Chinese female tennis star Peng Shuai emphasized she never accused anyone of sexually assaulting her and she has been free, a Singapore newspaper has reported, with a tennis organization remaining concerned over her safety.
It was apparently the first time that Peng has accepted an interview with an overseas media outlet since she alleged in November that she had been forced by a former vice premier into having sex during a certain period of their extramarital relationship.
But it is still unknown whether Peng’s remarks to Singapore’s Chinese-language daily Lianhe Zaobao, released on Sunday, are her real intentions, given that they are in line with claims by Chinese authorities, foreign affairs experts said.
Reuters reported Monday that the Women’s Tennis Association, which has pledged to suspend all tournaments in China amid mounting fears about the safety of Peng, has said in a statement, “We certainly hope she is doing well.”
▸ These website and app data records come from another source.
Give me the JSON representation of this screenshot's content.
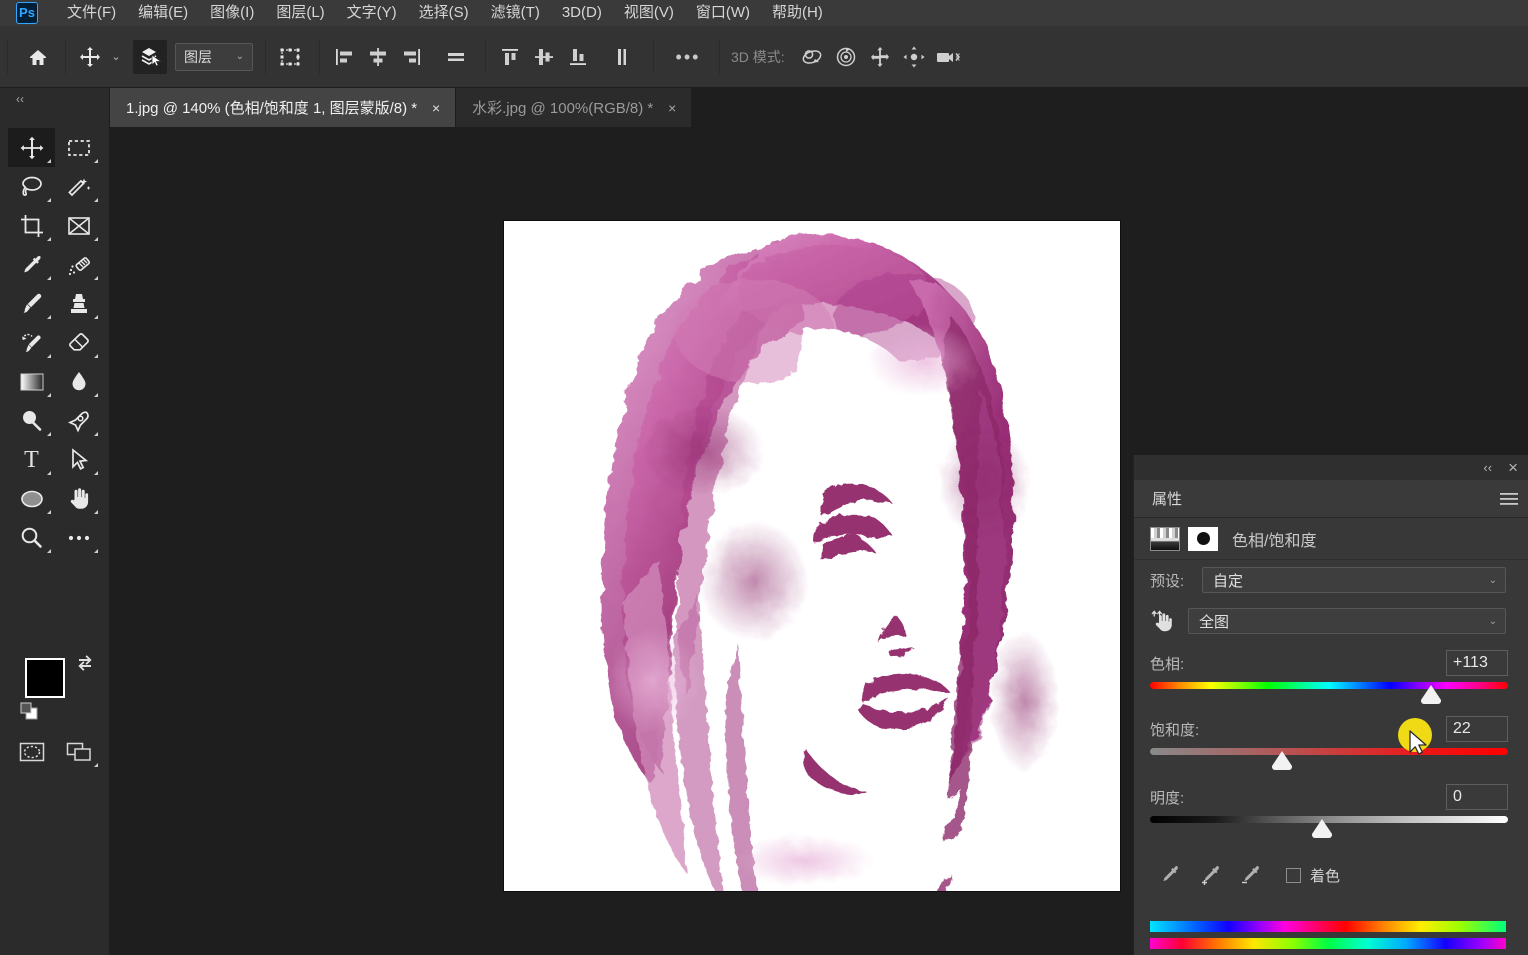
{
  "app": {
    "name": "Adobe Photoshop",
    "logo_text": "Ps"
  },
  "menubar": {
    "items": [
      {
        "label": "文件(F)",
        "name": "menu-file"
      },
      {
        "label": "编辑(E)",
        "name": "menu-edit"
      },
      {
        "label": "图像(I)",
        "name": "menu-image"
      },
      {
        "label": "图层(L)",
        "name": "menu-layer"
      },
      {
        "label": "文字(Y)",
        "name": "menu-type"
      },
      {
        "label": "选择(S)",
        "name": "menu-select"
      },
      {
        "label": "滤镜(T)",
        "name": "menu-filter"
      },
      {
        "label": "3D(D)",
        "name": "menu-3d"
      },
      {
        "label": "视图(V)",
        "name": "menu-view"
      },
      {
        "label": "窗口(W)",
        "name": "menu-window"
      },
      {
        "label": "帮助(H)",
        "name": "menu-help"
      }
    ]
  },
  "optionsbar": {
    "home_icon": "home-icon",
    "move_tool_icon": "move-tool-icon",
    "auto_select_chevron": "chevron-down-icon",
    "layers_toggle_icon": "auto-select-layers-icon",
    "auto_select_target": "图层",
    "transform_controls_icon": "show-transform-controls-icon",
    "align_icons": [
      "align-left-edges-icon",
      "align-horizontal-centers-icon",
      "align-right-edges-icon",
      "distribute-horizontally-icon",
      "align-top-edges-icon",
      "align-vertical-centers-icon",
      "align-bottom-edges-icon",
      "distribute-vertically-icon"
    ],
    "more_label": "•••",
    "mode_3d_label": "3D 模式:",
    "mode_3d_icons": [
      "orbit-3d-icon",
      "roll-3d-icon",
      "pan-3d-icon",
      "slide-3d-icon",
      "zoom-camera-3d-icon"
    ]
  },
  "tabs": [
    {
      "label": "1.jpg @ 140% (色相/饱和度 1, 图层蒙版/8) *",
      "active": true,
      "close": "×"
    },
    {
      "label": "水彩.jpg @ 100%(RGB/8) *",
      "active": false,
      "close": "×"
    }
  ],
  "toolbar": {
    "collapse_label": "‹‹",
    "tools": [
      {
        "name": "move-tool",
        "icon": "move-icon",
        "active": true
      },
      {
        "name": "rectangular-marquee-tool",
        "icon": "marquee-icon",
        "active": false
      },
      {
        "name": "lasso-tool",
        "icon": "lasso-icon",
        "active": false
      },
      {
        "name": "object-selection-tool",
        "icon": "magic-wand-icon",
        "active": false
      },
      {
        "name": "crop-tool",
        "icon": "crop-icon",
        "active": false
      },
      {
        "name": "frame-tool",
        "icon": "frame-icon",
        "active": false
      },
      {
        "name": "eyedropper-tool",
        "icon": "eyedropper-icon",
        "active": false
      },
      {
        "name": "spot-healing-brush-tool",
        "icon": "healing-brush-icon",
        "active": false
      },
      {
        "name": "brush-tool",
        "icon": "brush-icon",
        "active": false
      },
      {
        "name": "clone-stamp-tool",
        "icon": "clone-stamp-icon",
        "active": false
      },
      {
        "name": "history-brush-tool",
        "icon": "history-brush-icon",
        "active": false
      },
      {
        "name": "eraser-tool",
        "icon": "eraser-icon",
        "active": false
      },
      {
        "name": "gradient-tool",
        "icon": "gradient-icon",
        "active": false
      },
      {
        "name": "blur-tool",
        "icon": "blur-drop-icon",
        "active": false
      },
      {
        "name": "dodge-tool",
        "icon": "dodge-icon",
        "active": false
      },
      {
        "name": "pen-tool",
        "icon": "pen-icon",
        "active": false
      },
      {
        "name": "horizontal-type-tool",
        "icon": "type-t-icon",
        "active": false
      },
      {
        "name": "path-selection-tool",
        "icon": "path-arrow-icon",
        "active": false
      },
      {
        "name": "ellipse-tool",
        "icon": "ellipse-icon",
        "active": false
      },
      {
        "name": "hand-tool",
        "icon": "hand-icon",
        "active": false
      },
      {
        "name": "zoom-tool",
        "icon": "magnifier-icon",
        "active": false
      },
      {
        "name": "edit-toolbar",
        "icon": "more-dots-icon",
        "active": false
      }
    ],
    "foreground_color": "#000000",
    "background_color": "#ffffff",
    "swap_icon": "swap-colors-icon",
    "default_colors_icon": "default-colors-icon",
    "quick_mask_icon": "quick-mask-icon",
    "screen_mode_icon": "screen-mode-icon"
  },
  "properties": {
    "collapse_icon": "‹‹",
    "close_icon": "×",
    "tab_label": "属性",
    "menu_icon": "panel-menu-icon",
    "adjustment_title": "色相/饱和度",
    "adjustment_thumb_icon": "hue-saturation-thumbnail-icon",
    "mask_thumb_icon": "layer-mask-thumbnail-icon",
    "preset_label": "预设:",
    "preset_value": "自定",
    "targeted_adjust_icon": "targeted-adjustment-tool-icon",
    "channel_value": "全图",
    "sliders": [
      {
        "name": "hue",
        "label": "色相:",
        "value": "+113",
        "position_pct": 78.5,
        "track": "hue"
      },
      {
        "name": "saturation",
        "label": "饱和度:",
        "value": "22",
        "position_pct": 37.0,
        "track": "sat"
      },
      {
        "name": "lightness",
        "label": "明度:",
        "value": "0",
        "position_pct": 48.0,
        "track": "light"
      }
    ],
    "eyedroppers": [
      {
        "name": "sample-color-eyedropper",
        "icon": "eyedropper-icon"
      },
      {
        "name": "add-to-sample-eyedropper",
        "icon": "eyedropper-plus-icon"
      },
      {
        "name": "subtract-from-sample-eyedropper",
        "icon": "eyedropper-minus-icon"
      }
    ],
    "colorize_label": "着色",
    "colorize_checked": false
  },
  "cursor": {
    "type": "arrow-cursor",
    "highlight_color": "#ffe812"
  }
}
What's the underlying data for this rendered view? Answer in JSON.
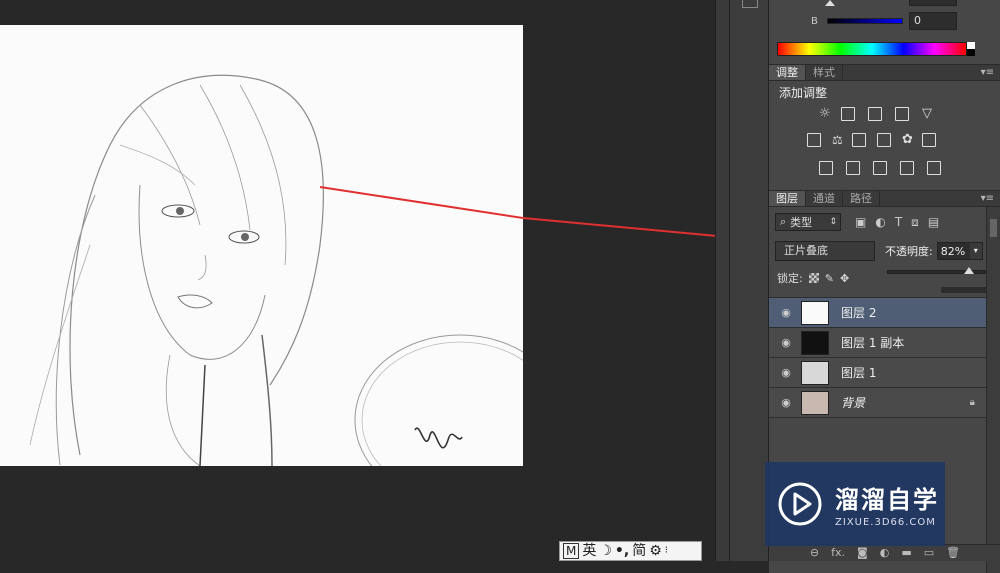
{
  "color_panel": {
    "b_label": "B",
    "value_top": "0",
    "value_b": "0"
  },
  "adjust_panel": {
    "tabs": [
      "调整",
      "样式"
    ],
    "title": "添加调整"
  },
  "layers_panel": {
    "tabs": [
      "图层",
      "通道",
      "路径"
    ],
    "filter_label": "类型",
    "blend_mode": "正片叠底",
    "opacity_label": "不透明度:",
    "opacity_value": "82%",
    "opacity_level": 0.82,
    "lock_label": "锁定:",
    "layers": [
      {
        "name": "图层 2",
        "selected": true
      },
      {
        "name": "图层 1 副本",
        "selected": false
      },
      {
        "name": "图层 1",
        "selected": false
      },
      {
        "name": "背景",
        "selected": false,
        "locked": true
      }
    ],
    "bottom_icons": [
      "link-icon",
      "fx-icon",
      "mask-icon",
      "adjustment-icon",
      "folder-icon",
      "new-layer-icon",
      "trash-icon"
    ],
    "fx_label": "fx."
  },
  "ime_bar": {
    "m": "M",
    "lang": "英",
    "moon": "☽",
    "punct": "•,",
    "mode": "简"
  },
  "watermark": {
    "title": "溜溜自学",
    "subtitle": "ZIXUE.3D66.COM"
  },
  "colors": {
    "highlight": "#e03030",
    "selected_row": "#4f5d75",
    "panel_bg": "#474747"
  }
}
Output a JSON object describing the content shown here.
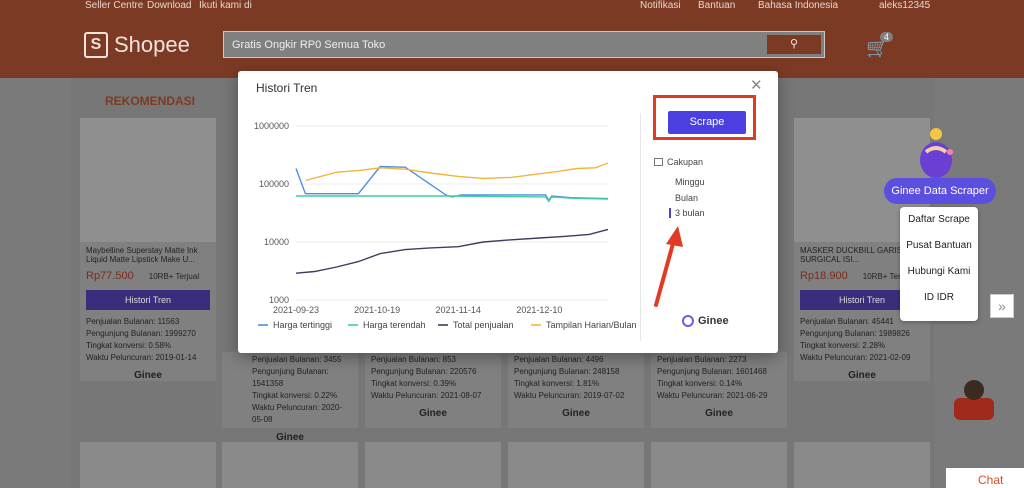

The WTA, however, said the interview does not alleviate its “significant concerns about her well-being and ability to communicate without censorship or coercion,” asking China to conduct a “fair and transparent investigation” on the issue, according to Reuters.
On Nov. 2, Peng wrote under her real name on Weibo, China’s equivalent to Twitter, that she had sexual relations with the now-retired Vice Premier Zhang Gaoli of the Chinese Communist Party when he was the top party official of Tianjin.
As the post was quickly deleted online, China has been under pressure over the safety of Peng. While images of her later appeared in state-run media, worries have lingered over whether she is free from government censorship or intimidation.
Peng has won the women’s doubles at Wimbledon and the French Open — two of four major global tournaments. Zhang served as a member of the Politburo of the ruling party’s Central Committee from 2012 through 2017 under President Xi Jinping’s leadership.
The issue surrounding Peng is believed to have become one of the reasons for the U.S. and some other democratic countries such as Britain and Australia to implement a “diplomatic boycott” of the 2022 Beijing Winter Olympics slated for February.